Me, for instance.
Through this blog and every other way I have to communicate an opinion, I’ve been urging you guys to sniff what the employees of the Koch brothers have been handing you before you swallow any of it. They spent fortune after fortune on TV ads and hired “commentators” to try to make you and the rest of the American people believe that tax cuts equal prosperity. That’s not true, and anybody who has tried to understand our country’s history knows it isn’t true.
One of the most prosperous periods our country ever had was in the years just after WWII. There were a lot of reasons for that prosperity, but cutting taxes wasn’t one of them. Our highest tax rate now is 30%. The highest tax rate then was three times that — 90%! — and the prosperity sailed on.
Does anybody really believe in such other fictions as that making drastic tax cuts for the extremely wealthy helps anyone but the same extremely wealthy? Can you imagine that Mrs. Romney would have tripped down the White House stairs to where her husband was chuckling over the latest Wall Street Journal and said, “Oh, darling, thank you for that new tax cut. Now I can afford that fourth Cadillac, and maybe you won’t have to put Detroit in bankruptcy!”

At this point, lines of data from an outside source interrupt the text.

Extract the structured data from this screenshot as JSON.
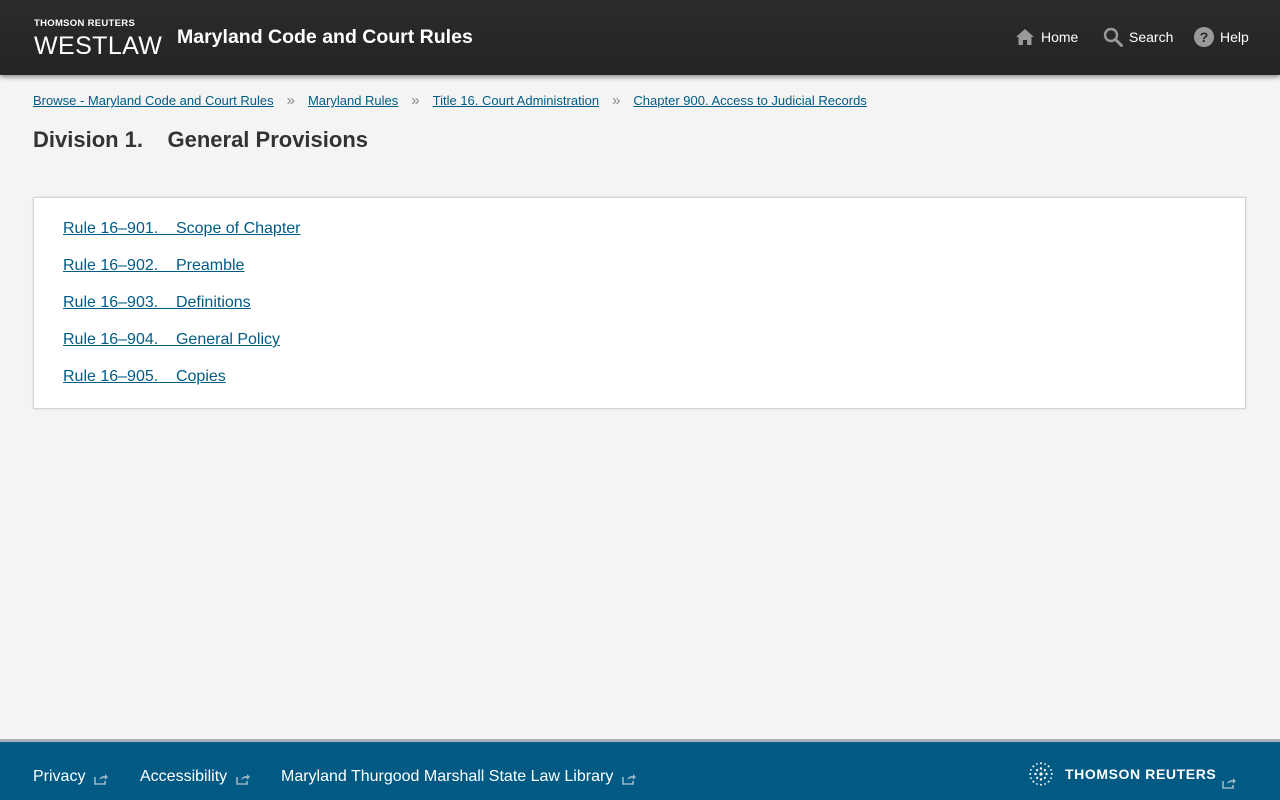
{
  "header": {
    "brand_top": "THOMSON REUTERS",
    "brand_name": "WESTLAW",
    "title": "Maryland Code and Court Rules",
    "nav": {
      "home": "Home",
      "search": "Search",
      "help": "Help"
    }
  },
  "breadcrumb": [
    "Browse - Maryland Code and Court Rules",
    "Maryland Rules",
    "Title 16. Court Administration",
    "Chapter 900. Access to Judicial Records"
  ],
  "page_title": "Division 1.    General Provisions",
  "rules": [
    "Rule 16–901.    Scope of Chapter",
    "Rule 16–902.    Preamble",
    "Rule 16–903.    Definitions",
    "Rule 16–904.    General Policy",
    "Rule 16–905.    Copies"
  ],
  "footer": {
    "links": {
      "privacy": "Privacy",
      "accessibility": "Accessibility",
      "library": "Maryland Thurgood Marshall State Law Library"
    },
    "logo_text": "THOMSON REUTERS"
  },
  "colors": {
    "header_bg": "#262626",
    "link": "#005b85",
    "footer_bg": "#005a84",
    "page_bg": "#f4f4f4"
  },
  "icons": [
    "home-icon",
    "search-icon",
    "help-icon",
    "external-link-icon",
    "thomson-reuters-logo-icon"
  ]
}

Well, it isn’t good form to kick people when they’re down, although with all that money I can’t feel real sorry for the man. It’s an enjoyable sport, but I’m going to turn to other subjects, including a few ideas that I’ve been turning over in my mind.
For instance, there are a few hundred people scattered around the world who get up early every morning to try to save some of our wildlife. They check the ground around every skyscraper to take away the dozens, sometimes hundreds, of bodies of songbirds that have committed suicide during the night by flying head-on into the banks of fiercely bright lights aimed at the sky in almost every tall building. (If the seekers are very lucky, they may find a few birds that can be saved.)
So what do we do about it? We (1) create a tax on high-up lighting above a certain brightness which (2) gets more expensive every year, thus giving landlords time to make changes to lower the tax, at the same time (3) making our cities less deadly to wildlife as well as (4) slowing down the yearly increase in burning oil, coal and natural gas to generate electricity that has been increasing the carbon loading on the atmosphere and currently getting worse every year, and — oh, yeah (5), giving our mayors, governors and presidents what they’ve all been looking for so desperately, something new to tax.